Friday, November 09, 2012

Irish newspapers have some curious views about search engines

The Irish newspaper industry seems to have chosen today for a bout of collective hyperbole about search engines. Here's what the Examiner had to say:
Work generated through effort, skill, imagination, professionalism, and usually considerable capital investment, is pirated by businesses with no connection to the creative process as a means to win revenue without risk or outlay. This process is hardly different to what we more commonly describe as theft. The scale of the piracy is astounding. In 2010, while every media company in the country shed jobs and cut costs to the bone, a single search engine operating in Ireland offered around 150,000 newspaper articles that cost publishers an estimated €46.5m to generate. Last year that site offered more than 350,000 articles at a cost equivalent to more than €110m. And all without paying one cent to those who created those articles.
There's more in the same vein from the Irish Times and the Independent.

Incredible, isn't it, that the newspapers are powerless to defend themselves against this "theft" and "piracy". Oh, wait - they're not. Instead, they've deliberately chosen to allow in search engines and to profit from the traffic which they generate.

Here's a non-technical explanation.
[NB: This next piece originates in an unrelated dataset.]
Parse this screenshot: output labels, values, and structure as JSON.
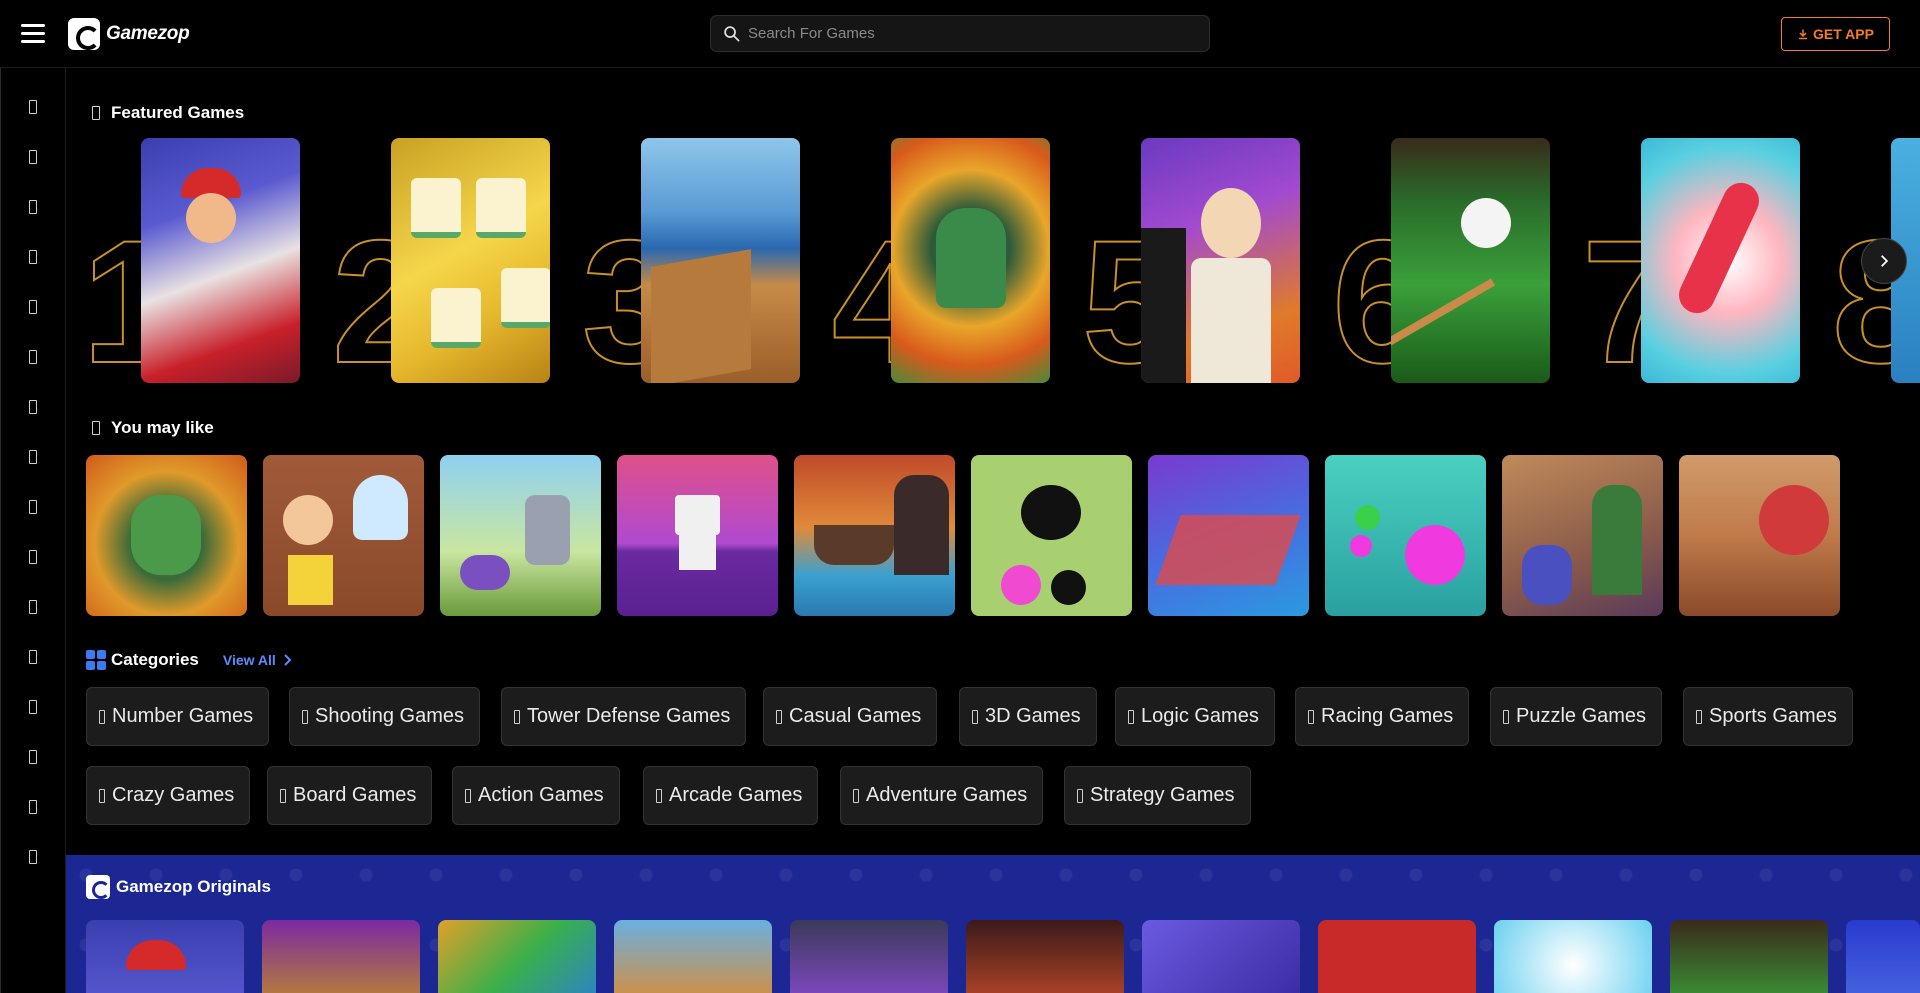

You don't have to allow your site to be indexed by search engines. If you don't want your site to appear on Google you can use a simple file, known as robots.txt, which tells search engines what they can and can't do. The Examiner has one, as does the Irish Times and the Independent. So do they tell these "pirates" and "thieves" to keep out? Absolutely not. In fact, all three provide sitemaps for search engines which summarise their sites and make them easier to index, while both the Irish Times and the Independent provide specific instructions for the "Mediapartners-Google" searcher. Why do they do this? Because of a business decision that they benefit from the readership which added visibility in search engines generates.

The tone of the piece in the Examiner is entirely deceptive: far from being the helpless victim of "theft" and "piracy", the newspaper has chosen, for its own commercial advantage, to allow its site to be indexed and to benefit from the resulting visitors. Should the newspaper object, it is free to opt-out at any point. But it is shoddy work to misrepresent the position to its readers in this way.
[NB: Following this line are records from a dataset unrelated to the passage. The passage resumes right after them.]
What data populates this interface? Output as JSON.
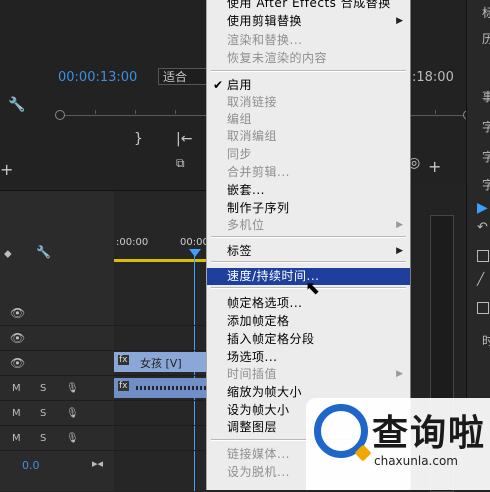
{
  "monitor": {
    "timecode_left": "00:00:13:00",
    "timecode_right": ":18:00",
    "fit_label": "适合"
  },
  "right_panel": {
    "labels": [
      "标",
      "历",
      "事",
      "字",
      "字",
      "字",
      "时"
    ]
  },
  "timeline": {
    "ruler_labels": [
      ":00:00",
      "00:00"
    ],
    "clip_video_label": "女孩 [V]",
    "track_m": "M",
    "track_s": "S",
    "value_left": "0.0"
  },
  "context_menu": {
    "items": [
      {
        "label": "使用 After Effects 合成替换",
        "state": "enabled",
        "top": 0
      },
      {
        "label": "使用剪辑替换",
        "state": "enabled",
        "submenu": true
      },
      {
        "label": "渲染和替换...",
        "state": "disabled"
      },
      {
        "label": "恢复未渲染的内容",
        "state": "disabled"
      },
      {
        "label": "启用",
        "state": "checked"
      },
      {
        "label": "取消链接",
        "state": "disabled"
      },
      {
        "label": "编组",
        "state": "disabled"
      },
      {
        "label": "取消编组",
        "state": "disabled"
      },
      {
        "label": "同步",
        "state": "disabled"
      },
      {
        "label": "合并剪辑...",
        "state": "disabled"
      },
      {
        "label": "嵌套...",
        "state": "enabled"
      },
      {
        "label": "制作子序列",
        "state": "enabled"
      },
      {
        "label": "多机位",
        "state": "disabled",
        "submenu": true
      },
      {
        "label": "标签",
        "state": "enabled",
        "submenu": true
      },
      {
        "label": "速度/持续时间...",
        "state": "highlighted"
      },
      {
        "label": "帧定格选项...",
        "state": "enabled"
      },
      {
        "label": "添加帧定格",
        "state": "enabled"
      },
      {
        "label": "插入帧定格分段",
        "state": "enabled"
      },
      {
        "label": "场选项...",
        "state": "enabled"
      },
      {
        "label": "时间插值",
        "state": "disabled",
        "submenu": true
      },
      {
        "label": "缩放为帧大小",
        "state": "enabled"
      },
      {
        "label": "设为帧大小",
        "state": "enabled"
      },
      {
        "label": "调整图层",
        "state": "enabled"
      },
      {
        "label": "链接媒体...",
        "state": "disabled"
      },
      {
        "label": "设为脱机...",
        "state": "disabled"
      }
    ]
  },
  "watermark": {
    "brand": "查询啦",
    "url": "chaxunla.com"
  },
  "colors": {
    "accent_timecode": "#3d8fe0",
    "menu_highlight": "#1f3f9e",
    "clip_video": "#8aa7d8",
    "clip_audio": "#6f8fc6"
  }
}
  1. I'm busy emailing these newspapers about their idiocy. Lets see if anything comes of it.

  2. Are they talking about Google that brings the visitor to the newspaper's own site to read the article or are they talking about aggregators, like TheJournal and that compile and slightly rewrite articles?

  3. Anon, it's pretty unclear, since they don't name names, but that Examiner editorial refers to "a single search engine operating in Ireland", and neither The Journal nor Broadsheet are search engines, so we can only surmise they mean Google News.
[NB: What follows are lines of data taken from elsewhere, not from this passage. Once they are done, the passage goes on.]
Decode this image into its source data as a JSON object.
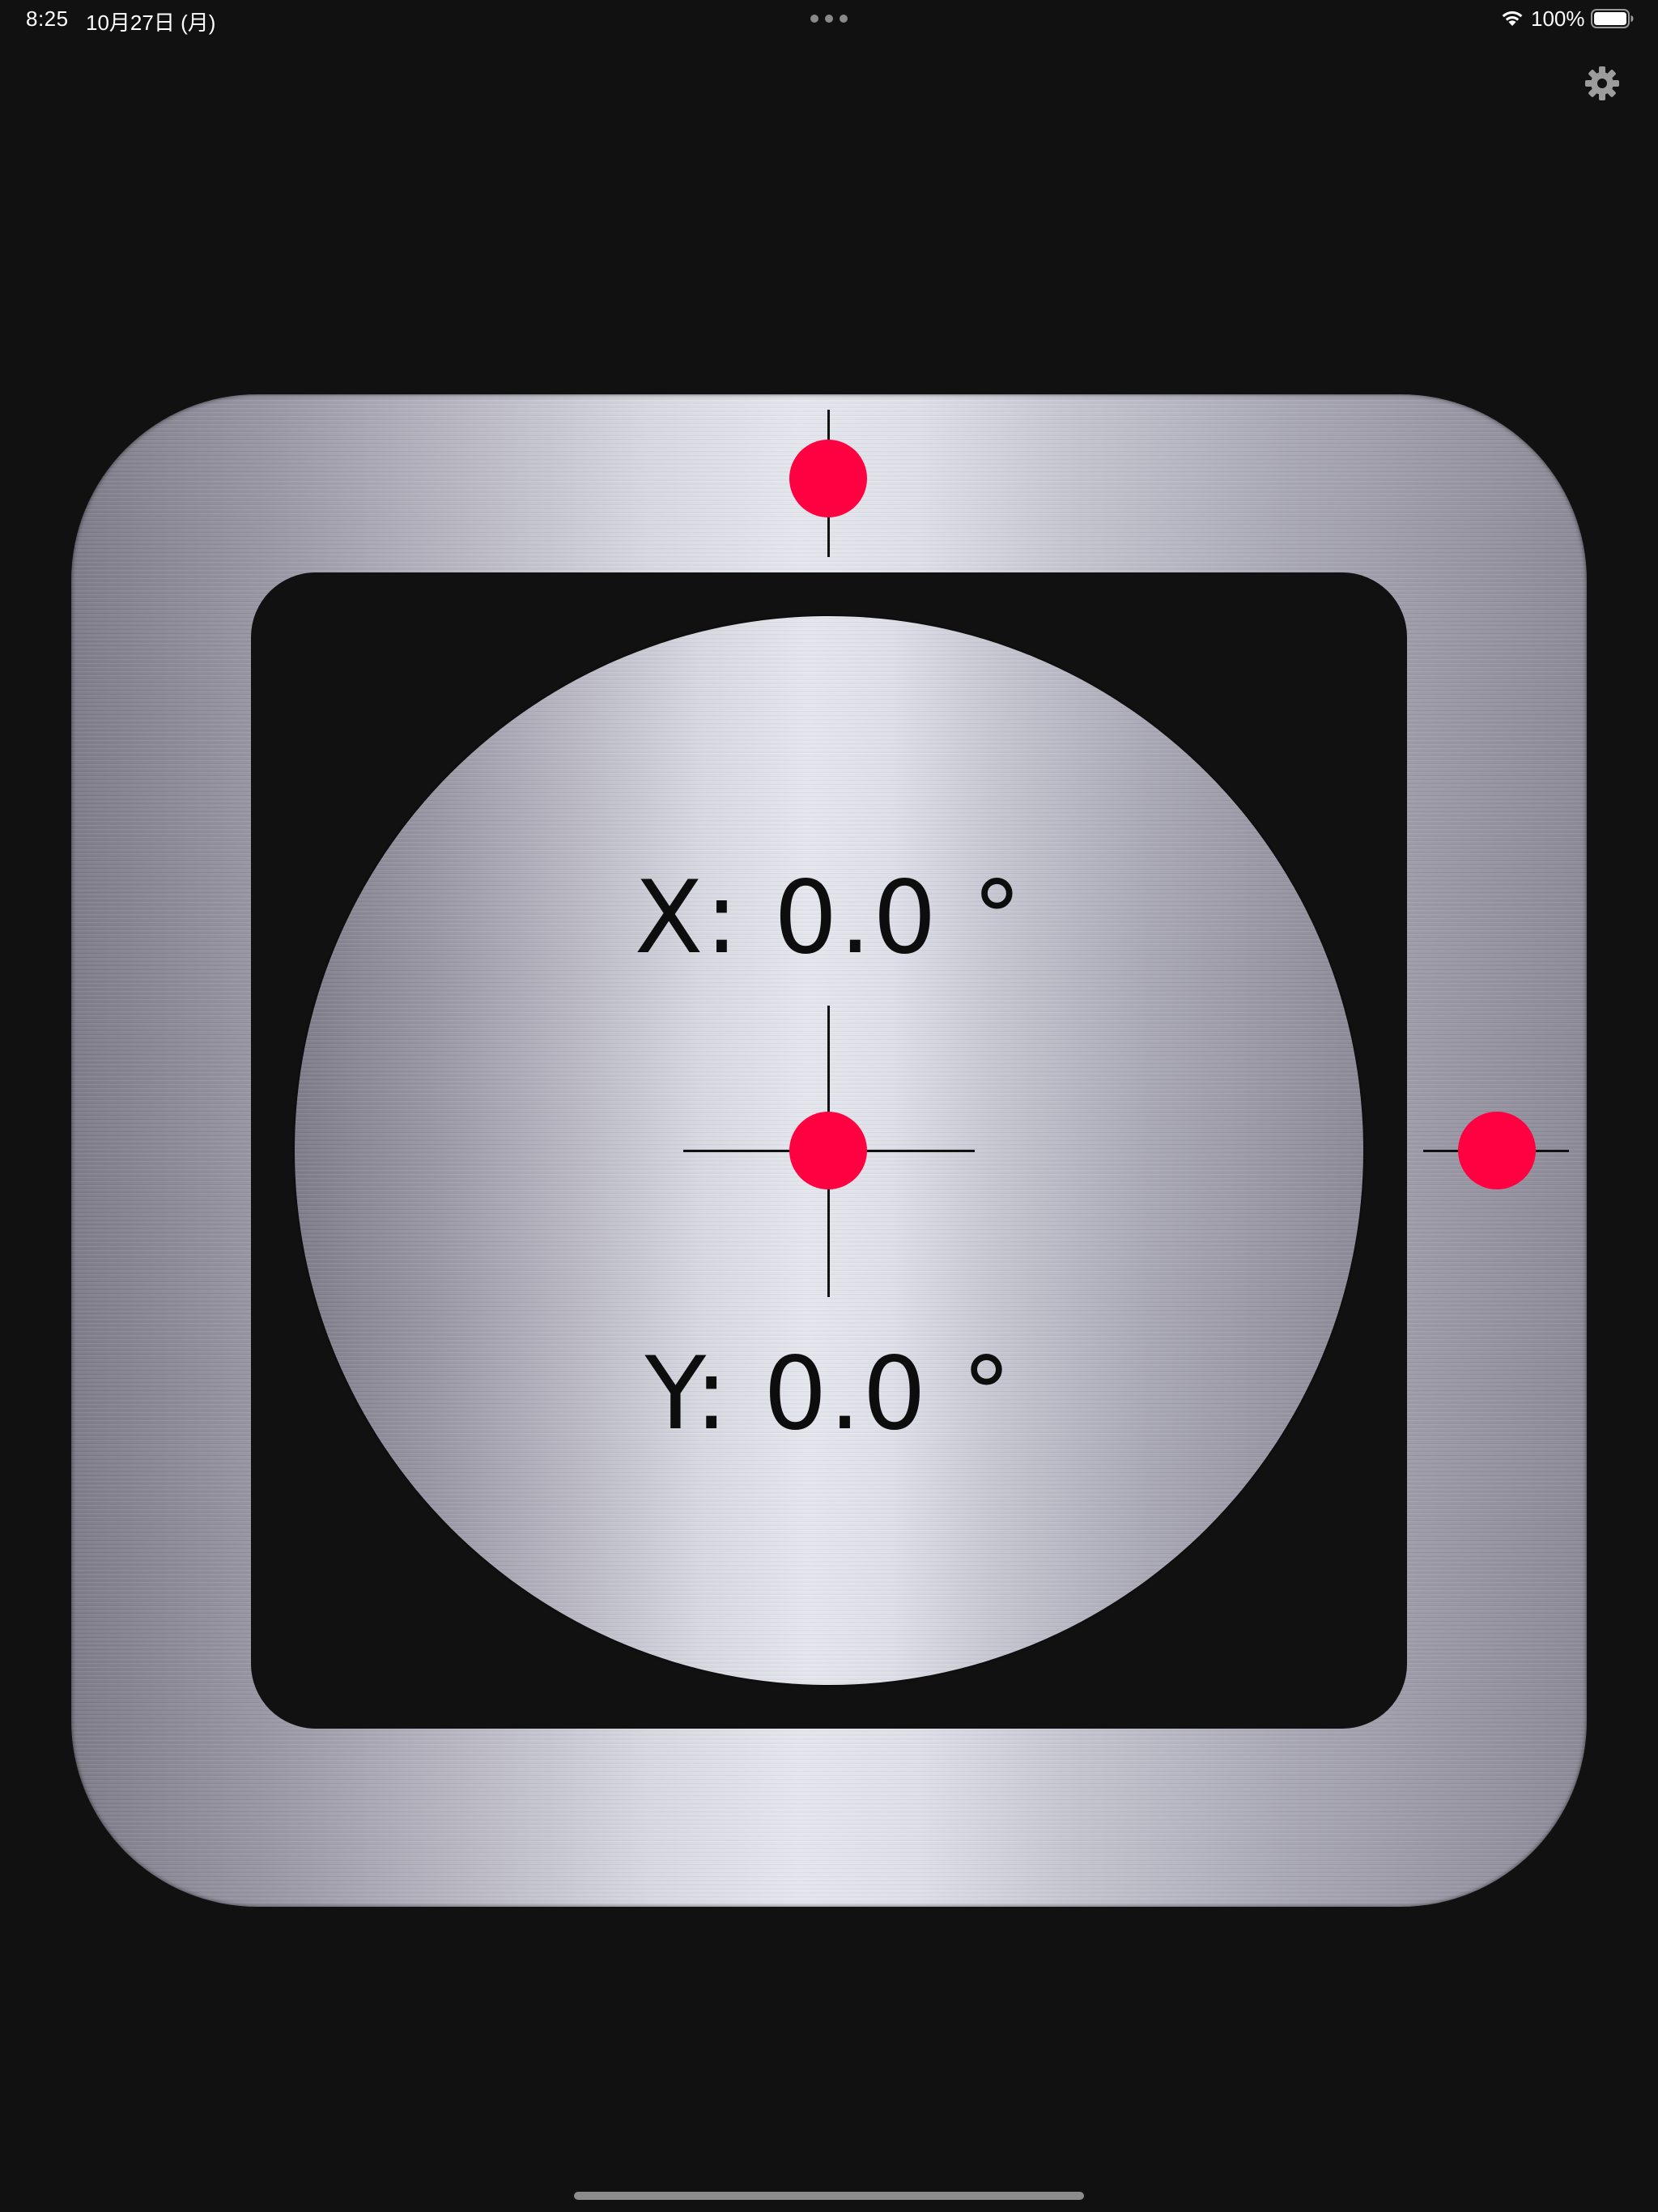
{
  "status_bar": {
    "time": "8:25",
    "date": "10月27日 (月)",
    "battery_percent": "100%",
    "wifi_icon": "wifi-icon",
    "battery_icon": "battery-full-icon"
  },
  "toolbar": {
    "settings_icon": "gear-icon"
  },
  "level": {
    "x_readout": "X: 0.0 °",
    "y_readout": "Y: 0.0 °",
    "bubble_color": "#ff0040",
    "x_angle_deg": 0.0,
    "y_angle_deg": 0.0
  }
}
  4. Let's see how many people visit their websites without search engines. Idiots who do not understand something should not be commenting on it.